◆ WHAT THIS TASK INVOLVES ◆
A bare number is the expected answer: the count of lines in the data holding "results".

◆ DATA SUPPLIED ◆
###

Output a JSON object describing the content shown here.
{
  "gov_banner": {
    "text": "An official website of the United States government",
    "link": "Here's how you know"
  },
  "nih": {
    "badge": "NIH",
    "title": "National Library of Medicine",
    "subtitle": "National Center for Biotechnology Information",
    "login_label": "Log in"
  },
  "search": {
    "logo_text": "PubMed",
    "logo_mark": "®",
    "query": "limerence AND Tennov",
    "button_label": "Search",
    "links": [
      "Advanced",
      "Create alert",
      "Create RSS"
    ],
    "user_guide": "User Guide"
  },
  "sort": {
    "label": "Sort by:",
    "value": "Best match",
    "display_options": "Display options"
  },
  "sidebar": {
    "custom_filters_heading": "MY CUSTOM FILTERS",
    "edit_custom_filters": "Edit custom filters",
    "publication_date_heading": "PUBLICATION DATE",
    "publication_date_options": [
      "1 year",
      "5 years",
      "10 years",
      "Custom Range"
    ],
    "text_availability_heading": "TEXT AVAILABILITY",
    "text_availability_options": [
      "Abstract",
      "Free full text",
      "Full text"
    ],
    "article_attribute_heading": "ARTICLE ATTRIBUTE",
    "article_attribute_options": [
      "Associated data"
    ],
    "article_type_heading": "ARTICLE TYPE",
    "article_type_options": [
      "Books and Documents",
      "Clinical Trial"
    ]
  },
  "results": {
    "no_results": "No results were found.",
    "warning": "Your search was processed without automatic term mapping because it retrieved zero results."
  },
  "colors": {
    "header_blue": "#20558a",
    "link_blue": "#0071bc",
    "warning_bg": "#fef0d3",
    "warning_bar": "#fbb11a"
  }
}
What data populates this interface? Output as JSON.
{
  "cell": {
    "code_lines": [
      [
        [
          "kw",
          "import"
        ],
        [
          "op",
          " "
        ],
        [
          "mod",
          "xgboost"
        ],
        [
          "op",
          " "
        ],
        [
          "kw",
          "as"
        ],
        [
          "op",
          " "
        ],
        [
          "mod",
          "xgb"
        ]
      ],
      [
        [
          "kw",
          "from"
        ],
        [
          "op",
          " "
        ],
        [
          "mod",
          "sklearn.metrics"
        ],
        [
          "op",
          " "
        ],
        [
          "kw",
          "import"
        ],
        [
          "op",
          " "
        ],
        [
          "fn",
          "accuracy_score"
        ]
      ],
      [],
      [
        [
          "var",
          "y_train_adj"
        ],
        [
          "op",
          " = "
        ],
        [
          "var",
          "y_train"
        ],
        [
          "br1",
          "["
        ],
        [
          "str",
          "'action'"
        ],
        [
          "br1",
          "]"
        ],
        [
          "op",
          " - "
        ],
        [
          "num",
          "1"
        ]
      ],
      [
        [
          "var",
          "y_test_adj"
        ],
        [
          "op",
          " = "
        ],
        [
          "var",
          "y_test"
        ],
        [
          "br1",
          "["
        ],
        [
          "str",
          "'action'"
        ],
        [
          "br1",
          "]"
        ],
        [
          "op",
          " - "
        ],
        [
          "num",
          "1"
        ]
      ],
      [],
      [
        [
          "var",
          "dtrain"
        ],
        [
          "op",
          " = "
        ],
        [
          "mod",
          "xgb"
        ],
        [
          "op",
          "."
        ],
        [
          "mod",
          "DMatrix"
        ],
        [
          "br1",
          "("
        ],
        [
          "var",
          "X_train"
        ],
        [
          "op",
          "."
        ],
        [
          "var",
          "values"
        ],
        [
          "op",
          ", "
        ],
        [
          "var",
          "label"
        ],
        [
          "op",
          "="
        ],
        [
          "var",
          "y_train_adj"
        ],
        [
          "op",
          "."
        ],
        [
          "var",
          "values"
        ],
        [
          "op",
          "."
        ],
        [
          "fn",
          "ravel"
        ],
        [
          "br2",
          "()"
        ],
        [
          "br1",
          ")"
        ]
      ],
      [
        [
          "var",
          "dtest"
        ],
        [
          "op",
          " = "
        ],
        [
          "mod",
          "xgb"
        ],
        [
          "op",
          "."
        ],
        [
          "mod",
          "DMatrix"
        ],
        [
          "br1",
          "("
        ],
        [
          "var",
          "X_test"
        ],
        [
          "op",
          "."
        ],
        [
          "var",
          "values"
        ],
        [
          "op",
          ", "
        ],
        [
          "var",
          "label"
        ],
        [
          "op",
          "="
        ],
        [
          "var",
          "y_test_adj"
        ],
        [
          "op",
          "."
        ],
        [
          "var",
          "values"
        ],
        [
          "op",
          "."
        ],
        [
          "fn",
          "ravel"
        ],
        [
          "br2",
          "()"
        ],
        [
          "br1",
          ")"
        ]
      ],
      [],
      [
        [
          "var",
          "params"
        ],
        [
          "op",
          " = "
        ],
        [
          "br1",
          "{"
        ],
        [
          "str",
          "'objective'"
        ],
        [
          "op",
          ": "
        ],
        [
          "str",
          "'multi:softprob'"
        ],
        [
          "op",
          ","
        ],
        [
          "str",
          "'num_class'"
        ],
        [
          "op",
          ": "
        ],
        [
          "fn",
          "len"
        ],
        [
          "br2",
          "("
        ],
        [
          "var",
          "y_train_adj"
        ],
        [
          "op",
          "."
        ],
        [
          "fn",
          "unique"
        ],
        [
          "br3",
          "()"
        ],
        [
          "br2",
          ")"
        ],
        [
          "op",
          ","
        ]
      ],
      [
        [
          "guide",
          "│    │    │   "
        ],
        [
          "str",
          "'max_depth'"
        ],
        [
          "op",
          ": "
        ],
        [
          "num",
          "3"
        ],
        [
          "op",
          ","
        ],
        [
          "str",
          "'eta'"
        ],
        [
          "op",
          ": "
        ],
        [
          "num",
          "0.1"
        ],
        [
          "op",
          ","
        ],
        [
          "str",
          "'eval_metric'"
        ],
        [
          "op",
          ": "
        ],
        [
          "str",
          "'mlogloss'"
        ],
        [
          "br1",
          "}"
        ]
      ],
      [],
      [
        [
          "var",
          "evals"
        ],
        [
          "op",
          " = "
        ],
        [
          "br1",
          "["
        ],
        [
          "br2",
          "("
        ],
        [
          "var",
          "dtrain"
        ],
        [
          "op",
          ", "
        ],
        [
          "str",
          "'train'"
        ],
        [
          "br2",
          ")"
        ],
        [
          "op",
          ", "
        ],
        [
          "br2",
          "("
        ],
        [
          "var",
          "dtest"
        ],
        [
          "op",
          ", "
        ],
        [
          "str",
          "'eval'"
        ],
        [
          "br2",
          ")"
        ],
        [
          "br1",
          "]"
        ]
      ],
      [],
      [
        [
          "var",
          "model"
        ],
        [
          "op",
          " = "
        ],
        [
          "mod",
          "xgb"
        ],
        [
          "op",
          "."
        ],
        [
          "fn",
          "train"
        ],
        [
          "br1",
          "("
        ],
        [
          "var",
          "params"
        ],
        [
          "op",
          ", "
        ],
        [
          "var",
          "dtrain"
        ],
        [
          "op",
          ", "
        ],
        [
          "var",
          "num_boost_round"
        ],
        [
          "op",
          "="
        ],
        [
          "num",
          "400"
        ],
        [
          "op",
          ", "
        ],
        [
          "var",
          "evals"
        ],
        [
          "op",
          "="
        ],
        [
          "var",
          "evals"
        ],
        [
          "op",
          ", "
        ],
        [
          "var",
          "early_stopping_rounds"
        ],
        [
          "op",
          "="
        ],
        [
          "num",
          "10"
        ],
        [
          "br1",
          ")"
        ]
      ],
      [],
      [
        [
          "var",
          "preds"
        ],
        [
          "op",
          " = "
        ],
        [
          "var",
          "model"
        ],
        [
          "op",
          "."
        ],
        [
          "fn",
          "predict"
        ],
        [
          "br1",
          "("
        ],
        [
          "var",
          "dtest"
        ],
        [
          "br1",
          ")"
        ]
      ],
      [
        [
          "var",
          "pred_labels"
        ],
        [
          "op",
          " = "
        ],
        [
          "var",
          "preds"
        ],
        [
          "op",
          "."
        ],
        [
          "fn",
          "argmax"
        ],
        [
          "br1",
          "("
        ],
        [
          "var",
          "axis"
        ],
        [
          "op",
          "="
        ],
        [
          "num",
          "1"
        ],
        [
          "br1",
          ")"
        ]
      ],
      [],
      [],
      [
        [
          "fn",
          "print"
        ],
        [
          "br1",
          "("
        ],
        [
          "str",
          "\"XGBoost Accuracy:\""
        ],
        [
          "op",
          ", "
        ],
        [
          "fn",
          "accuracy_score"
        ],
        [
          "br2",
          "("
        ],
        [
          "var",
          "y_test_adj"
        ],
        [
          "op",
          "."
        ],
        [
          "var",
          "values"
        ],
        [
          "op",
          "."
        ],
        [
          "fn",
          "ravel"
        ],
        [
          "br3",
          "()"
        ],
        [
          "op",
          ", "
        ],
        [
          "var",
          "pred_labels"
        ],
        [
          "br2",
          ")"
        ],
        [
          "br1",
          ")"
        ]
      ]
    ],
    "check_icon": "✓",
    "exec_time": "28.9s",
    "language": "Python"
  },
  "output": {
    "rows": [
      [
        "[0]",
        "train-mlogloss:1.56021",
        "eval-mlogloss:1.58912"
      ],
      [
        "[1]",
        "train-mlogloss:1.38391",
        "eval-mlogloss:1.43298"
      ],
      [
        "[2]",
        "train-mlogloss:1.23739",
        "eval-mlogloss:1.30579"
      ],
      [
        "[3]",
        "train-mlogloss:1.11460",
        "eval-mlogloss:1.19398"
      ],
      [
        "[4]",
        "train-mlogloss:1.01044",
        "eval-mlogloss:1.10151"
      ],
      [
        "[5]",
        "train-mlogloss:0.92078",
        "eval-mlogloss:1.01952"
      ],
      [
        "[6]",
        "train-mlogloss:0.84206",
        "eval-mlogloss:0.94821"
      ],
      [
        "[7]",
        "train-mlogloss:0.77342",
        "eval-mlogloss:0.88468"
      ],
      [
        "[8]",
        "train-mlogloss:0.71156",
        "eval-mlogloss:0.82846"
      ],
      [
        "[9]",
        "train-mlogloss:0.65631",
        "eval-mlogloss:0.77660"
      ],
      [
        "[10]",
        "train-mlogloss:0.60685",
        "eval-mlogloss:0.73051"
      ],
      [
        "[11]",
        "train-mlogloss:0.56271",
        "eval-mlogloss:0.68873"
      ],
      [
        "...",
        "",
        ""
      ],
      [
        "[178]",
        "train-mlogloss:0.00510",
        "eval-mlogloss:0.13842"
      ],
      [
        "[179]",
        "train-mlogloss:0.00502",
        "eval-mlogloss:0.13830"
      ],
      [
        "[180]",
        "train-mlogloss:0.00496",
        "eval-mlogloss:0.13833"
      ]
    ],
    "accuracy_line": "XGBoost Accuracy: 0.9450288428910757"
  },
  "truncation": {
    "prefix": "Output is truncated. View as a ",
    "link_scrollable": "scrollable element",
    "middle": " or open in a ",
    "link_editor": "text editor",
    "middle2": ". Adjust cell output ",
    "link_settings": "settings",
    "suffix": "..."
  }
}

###

◆ EXERCISE ANSWER ◆
3